──────── Extracted material ────────

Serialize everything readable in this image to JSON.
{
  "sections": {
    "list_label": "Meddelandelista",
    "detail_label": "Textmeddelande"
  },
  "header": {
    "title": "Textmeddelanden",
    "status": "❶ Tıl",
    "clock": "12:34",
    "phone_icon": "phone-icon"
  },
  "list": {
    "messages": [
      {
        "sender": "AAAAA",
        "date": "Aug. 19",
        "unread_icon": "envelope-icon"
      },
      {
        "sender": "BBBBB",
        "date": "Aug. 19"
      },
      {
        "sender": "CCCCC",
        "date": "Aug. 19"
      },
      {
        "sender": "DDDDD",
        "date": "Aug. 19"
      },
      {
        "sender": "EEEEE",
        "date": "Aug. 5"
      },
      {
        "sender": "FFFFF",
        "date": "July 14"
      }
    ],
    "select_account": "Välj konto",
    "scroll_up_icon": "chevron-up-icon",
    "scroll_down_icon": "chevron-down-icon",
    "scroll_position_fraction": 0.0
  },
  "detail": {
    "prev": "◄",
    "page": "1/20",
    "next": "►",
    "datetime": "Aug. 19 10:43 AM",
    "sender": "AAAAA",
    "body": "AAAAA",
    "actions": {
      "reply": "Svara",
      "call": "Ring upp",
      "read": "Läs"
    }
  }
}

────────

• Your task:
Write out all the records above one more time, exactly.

• Task answer:
Serialize everything readable in this image to JSON.
{
  "sections": {
    "list_label": "Meddelandelista",
    "detail_label": "Textmeddelande"
  },
  "header": {
    "title": "Textmeddelanden",
    "status": "❶ Tıl",
    "clock": "12:34",
    "phone_icon": "phone-icon"
  },
  "list": {
    "messages": [
      {
        "sender": "AAAAA",
        "date": "Aug. 19",
        "unread_icon": "envelope-icon"
      },
      {
        "sender": "BBBBB",
        "date": "Aug. 19"
      },
      {
        "sender": "CCCCC",
        "date": "Aug. 19"
      },
      {
        "sender": "DDDDD",
        "date": "Aug. 19"
      },
      {
        "sender": "EEEEE",
        "date": "Aug. 5"
      },
      {
        "sender": "FFFFF",
        "date": "July 14"
      }
    ],
    "select_account": "Välj konto",
    "scroll_up_icon": "chevron-up-icon",
    "scroll_down_icon": "chevron-down-icon",
    "scroll_position_fraction": 0.0
  },
  "detail": {
    "prev": "◄",
    "page": "1/20",
    "next": "►",
    "datetime": "Aug. 19 10:43 AM",
    "sender": "AAAAA",
    "body": "AAAAA",
    "actions": {
      "reply": "Svara",
      "call": "Ring upp",
      "read": "Läs"
    }
  }
}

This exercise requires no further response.